Weeks of protests and counter-protests have ended with the Texas Senate passing sweeping new abortion restrictions late Friday night.
The controversial bill now moves to Republican Gov. Rick Perry to sign into law.
Protests and rallies that drew thousands of people to the Capitol and made the state the focus of the national abortion debate.
According to the Associated Press, Republicans used their large majority in the Texas Legislature to pass the bill.
It all happened nearly three weeks after a filibuster by Democratic Sen. Wendy Davis and an outburst by abortion-rights activists in the Senate gallery disrupted a deadline vote June 25.
Gov. Perry called a second special session to the Texas Legislature after the bill was defeated during the first special session.
According to the Associated Press, the bill requires doctors performing abortions to have admitting privileges at nearby hospitals.
The bill also allows abortions only in surgical centers and bans abortions after 20 weeks of pregnancy.
Abortion-rights supporters told the Associated Press that the bill will close all but five abortion clinics in Texas, leaving large areas of vast state without abortion services.
Although Gov. Perry is not seeking a fourth full term in office in 2014, has told the Associated Press that he plans to sign the bill in law.

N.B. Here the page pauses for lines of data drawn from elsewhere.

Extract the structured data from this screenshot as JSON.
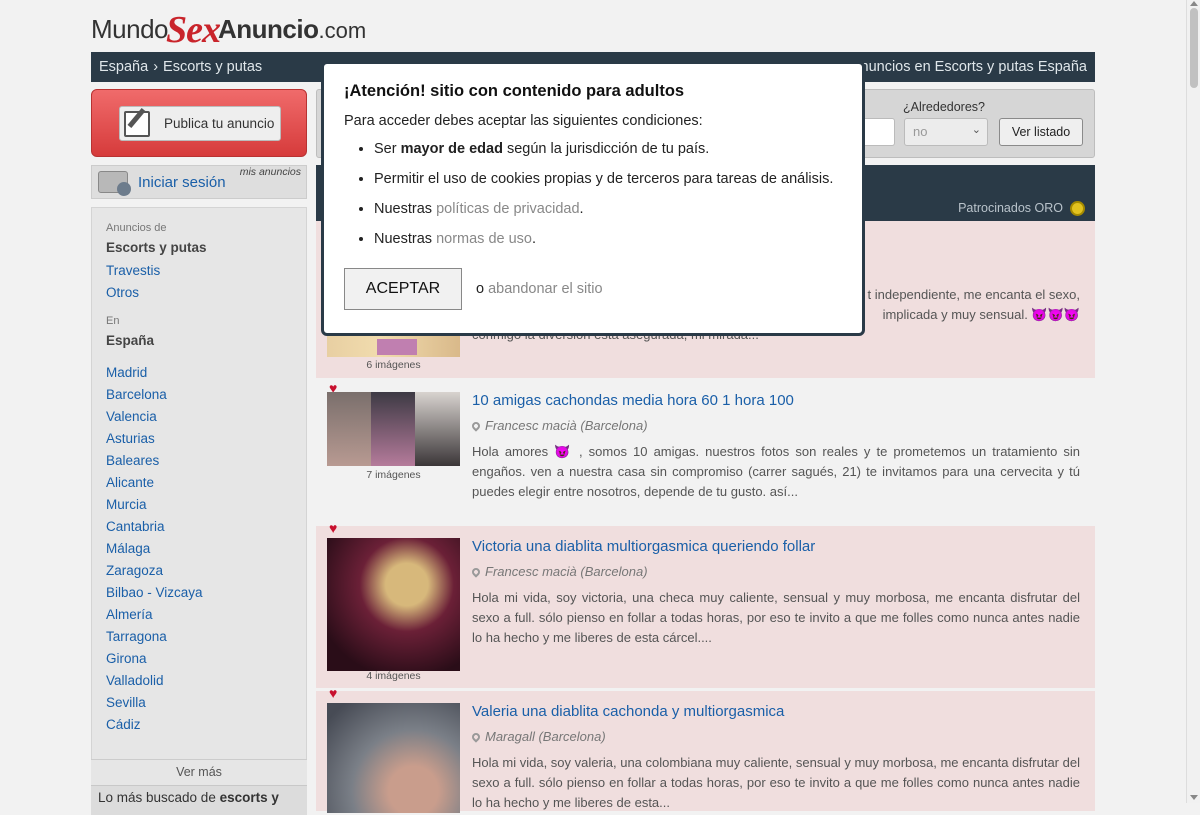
{
  "logo": {
    "part1": "Mundo",
    "part2": "Sex",
    "part3": "Anuncio",
    "part4": ".com"
  },
  "breadcrumb": {
    "home": "España",
    "sep": "›",
    "section": "Escorts y putas",
    "right": "Anuncios en Escorts y putas España"
  },
  "publish": {
    "label": "Publica tu anuncio"
  },
  "login": {
    "label": "Iniciar sesión",
    "mis": "mis anuncios"
  },
  "sidebar": {
    "anuncios_caption": "Anuncios de",
    "categories": [
      "Escorts y putas",
      "Travestis",
      "Otros"
    ],
    "en_caption": "En",
    "country": "España",
    "cities": [
      "Madrid",
      "Barcelona",
      "Valencia",
      "Asturias",
      "Baleares",
      "Alicante",
      "Murcia",
      "Cantabria",
      "Málaga",
      "Zaragoza",
      "Bilbao - Vizcaya",
      "Almería",
      "Tarragona",
      "Girona",
      "Valladolid",
      "Sevilla",
      "Cádiz"
    ],
    "ver_mas": "Ver más",
    "mas_buscado_prefix": "Lo más buscado de",
    "mas_buscado_strong": "escorts y"
  },
  "search": {
    "alrededores_label": "¿Alrededores?",
    "alrededores_value": "no",
    "ver_listado": "Ver listado"
  },
  "patrocinados": {
    "label": "Patrocinados ORO"
  },
  "listings": [
    {
      "title": "",
      "location": "",
      "desc_line1": "t independiente, me encanta el sexo,",
      "desc_line2": "implicada y muy sensual. 😈😈😈",
      "desc_line3": "conmigo la diversión está asegurada, mi mirada...",
      "images": "6 imágenes"
    },
    {
      "title": "10 amigas cachondas media hora 60 1 hora 100",
      "location": "Francesc macià (Barcelona)",
      "desc": "Hola amores 😈 , somos 10 amigas. nuestros fotos son reales y te prometemos un tratamiento sin engaños. ven a nuestra casa sin compromiso (carrer sagués, 21) te invitamos para una cervecita y tú puedes elegir entre nosotros, depende de tu gusto. así...",
      "images": "7 imágenes"
    },
    {
      "title": "Victoria una diablita multiorgasmica queriendo follar",
      "location": "Francesc macià (Barcelona)",
      "desc": "Hola mi vida, soy victoria, una checa muy caliente, sensual y muy morbosa, me encanta disfrutar del sexo a full. sólo pienso en follar a todas horas, por eso te invito a que me folles como nunca antes nadie lo ha hecho y me liberes de esta cárcel....",
      "images": "4 imágenes"
    },
    {
      "title": "Valeria una diablita cachonda y multiorgasmica",
      "location": "Maragall (Barcelona)",
      "desc": "Hola mi vida, soy valeria, una colombiana muy caliente, sensual y muy morbosa, me encanta disfrutar del sexo a full. sólo pienso en follar a todas horas, por eso te invito a que me folles como nunca antes nadie lo ha hecho y me liberes de esta..."
    }
  ],
  "modal": {
    "title": "¡Atención! sitio con contenido para adultos",
    "intro": "Para acceder debes aceptar las siguientes condiciones:",
    "c1_pre": "Ser ",
    "c1_strong": "mayor de edad",
    "c1_post": " según la jurisdicción de tu país.",
    "c2": "Permitir el uso de cookies propias y de terceros para tareas de análisis.",
    "c3_pre": "Nuestras ",
    "c3_link": "políticas de privacidad",
    "c3_post": ".",
    "c4_pre": "Nuestras ",
    "c4_link": "normas de uso",
    "c4_post": ".",
    "accept": "ACEPTAR",
    "or": "o",
    "leave": "abandonar el sitio"
  },
  "icons": {
    "publish": "edit-icon",
    "login": "user-card-icon",
    "location": "map-pin-icon",
    "favorite": "heart-icon",
    "gold": "gold-badge-icon"
  }
}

It's not clear if pro-choice supporters will file an injunction or a lawsuit against the bill if it is signed into law.